12/ 5/08: Horace Cooper: Freedom to Speak
It should be a well settled idea that in a democracy, freedom of speech and debate are crucial bulwarks of liberty. Unfortunately, that is not a notion widely held today by the self-appointed political censors of the 21st century; especially those who deplore the rightward tilt of talk radio. These critics of talk radio disregard the overwhelming left-wing viewpoint dominance in newspapers and television and zealously seek to impose speech limits until that same dominance is brought to bear on talk radio. It is laughable that talk radio's political speech should require government control and it is tragic that if the critics succeed they will threaten one of the most precious freedoms that our nation was founded upon and that the Constitution protects -- freedom of expression.
Led by Speaker of the House, Nancy Pelosi, a phalanx of Democrats and liberal pressure groups are urging a return to "The Fairness Doctrine." What could be more American than "fairness"?
House Speaker Pelosi is hinting at reinstating the Fairness Doctrine, and many of her liberal colleagues in Congress are doing the same in both chambers. Alleging the press isnt balanced, they say government should be making sure all viewpoints meaning the lefts are fairly represented. I agree the press isnt balanced, but Mrs. Pelosi has it backward; liberalism dominates the press, including the three major networks and most major newspapers.
10/16/07: John Armor: Press has enough protection; Reporters who choose to be martyrs don't warrant a federal law.
All Americans should be equally subject to law.
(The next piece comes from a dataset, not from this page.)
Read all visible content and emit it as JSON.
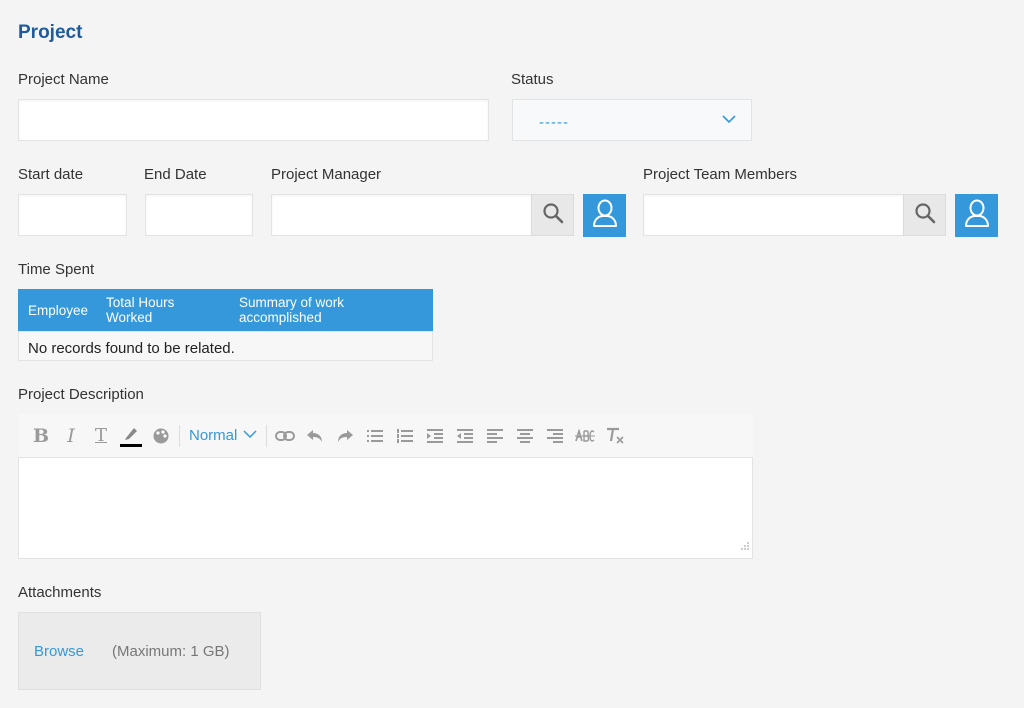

Not even the president has a "right" to evade the law. Chief Justice John Marshall established this principle when he required President Thomas Jefferson to give evidence in Aaron Burr's treason trial. That concept was later applied to presidents Richard Nixon and Bill Clinton.
"This Article examines the history of the Fairness Doctrine and the more common arguments offered in support of it. If the Fairness Doctrine, as interpreted by the Commission, upheld by the courts, and encouraged by Congress(note 1) were to be...
03/24/08: Accuracy in Media Special Report: Left-Wing Censorship Campaign Targets Conservative Media, by Cliff Kinkaid
"In his classic work about Washington double-standards that benefit the national Democratic Party, It Didn't Start With Watergate, Victor Lasky described how Democratic administrations were guilty of some of the same things that forced the resignation of Republican President Richard...
06/24/07: The 'Study' on Conservative Talk Radio
The Center for American Progress is a liberal organization in its pedigree and staff. It has now released a "study" on the imbalance between conservative and "progressive" content on talk radio. It wants the government to compel a "balance" between...